• [Task to carry out] Every line of the material must come back exactly as given.

====

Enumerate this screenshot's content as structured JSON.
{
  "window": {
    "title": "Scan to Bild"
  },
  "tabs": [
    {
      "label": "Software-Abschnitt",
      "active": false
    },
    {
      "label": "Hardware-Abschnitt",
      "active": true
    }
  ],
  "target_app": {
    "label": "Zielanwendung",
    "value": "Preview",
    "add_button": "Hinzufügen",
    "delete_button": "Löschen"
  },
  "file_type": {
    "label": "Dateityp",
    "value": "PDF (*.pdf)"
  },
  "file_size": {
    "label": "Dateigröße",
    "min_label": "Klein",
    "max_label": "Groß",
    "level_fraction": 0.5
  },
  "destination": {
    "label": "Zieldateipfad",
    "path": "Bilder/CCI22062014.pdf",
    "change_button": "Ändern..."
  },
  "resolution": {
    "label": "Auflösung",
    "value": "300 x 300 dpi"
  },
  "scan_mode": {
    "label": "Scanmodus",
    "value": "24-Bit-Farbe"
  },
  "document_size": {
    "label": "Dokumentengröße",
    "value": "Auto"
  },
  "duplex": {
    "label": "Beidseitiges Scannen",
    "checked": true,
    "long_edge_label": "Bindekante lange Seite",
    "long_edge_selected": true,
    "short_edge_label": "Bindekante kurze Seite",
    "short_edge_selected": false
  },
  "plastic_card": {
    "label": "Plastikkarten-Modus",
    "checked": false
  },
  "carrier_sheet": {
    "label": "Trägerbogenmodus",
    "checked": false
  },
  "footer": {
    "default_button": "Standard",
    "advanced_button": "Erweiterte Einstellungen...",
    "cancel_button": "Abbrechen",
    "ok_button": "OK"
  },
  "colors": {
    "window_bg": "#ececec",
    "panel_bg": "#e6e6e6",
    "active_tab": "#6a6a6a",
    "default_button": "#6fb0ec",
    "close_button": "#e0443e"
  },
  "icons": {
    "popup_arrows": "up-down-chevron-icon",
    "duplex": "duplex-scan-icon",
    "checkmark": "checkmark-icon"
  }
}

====

• [Solution to the exercise]
Enumerate this screenshot's content as structured JSON.
{
  "window": {
    "title": "Scan to Bild"
  },
  "tabs": [
    {
      "label": "Software-Abschnitt",
      "active": false
    },
    {
      "label": "Hardware-Abschnitt",
      "active": true
    }
  ],
  "target_app": {
    "label": "Zielanwendung",
    "value": "Preview",
    "add_button": "Hinzufügen",
    "delete_button": "Löschen"
  },
  "file_type": {
    "label": "Dateityp",
    "value": "PDF (*.pdf)"
  },
  "file_size": {
    "label": "Dateigröße",
    "min_label": "Klein",
    "max_label": "Groß",
    "level_fraction": 0.5
  },
  "destination": {
    "label": "Zieldateipfad",
    "path": "Bilder/CCI22062014.pdf",
    "change_button": "Ändern..."
  },
  "resolution": {
    "label": "Auflösung",
    "value": "300 x 300 dpi"
  },
  "scan_mode": {
    "label": "Scanmodus",
    "value": "24-Bit-Farbe"
  },
  "document_size": {
    "label": "Dokumentengröße",
    "value": "Auto"
  },
  "duplex": {
    "label": "Beidseitiges Scannen",
    "checked": true,
    "long_edge_label": "Bindekante lange Seite",
    "long_edge_selected": true,
    "short_edge_label": "Bindekante kurze Seite",
    "short_edge_selected": false
  },
  "plastic_card": {
    "label": "Plastikkarten-Modus",
    "checked": false
  },
  "carrier_sheet": {
    "label": "Trägerbogenmodus",
    "checked": false
  },
  "footer": {
    "default_button": "Standard",
    "advanced_button": "Erweiterte Einstellungen...",
    "cancel_button": "Abbrechen",
    "ok_button": "OK"
  },
  "colors": {
    "window_bg": "#ececec",
    "panel_bg": "#e6e6e6",
    "active_tab": "#6a6a6a",
    "default_button": "#6fb0ec",
    "close_button": "#e0443e"
  },
  "icons": {
    "popup_arrows": "up-down-chevron-icon",
    "duplex": "duplex-scan-icon",
    "checkmark": "checkmark-icon"
  }
}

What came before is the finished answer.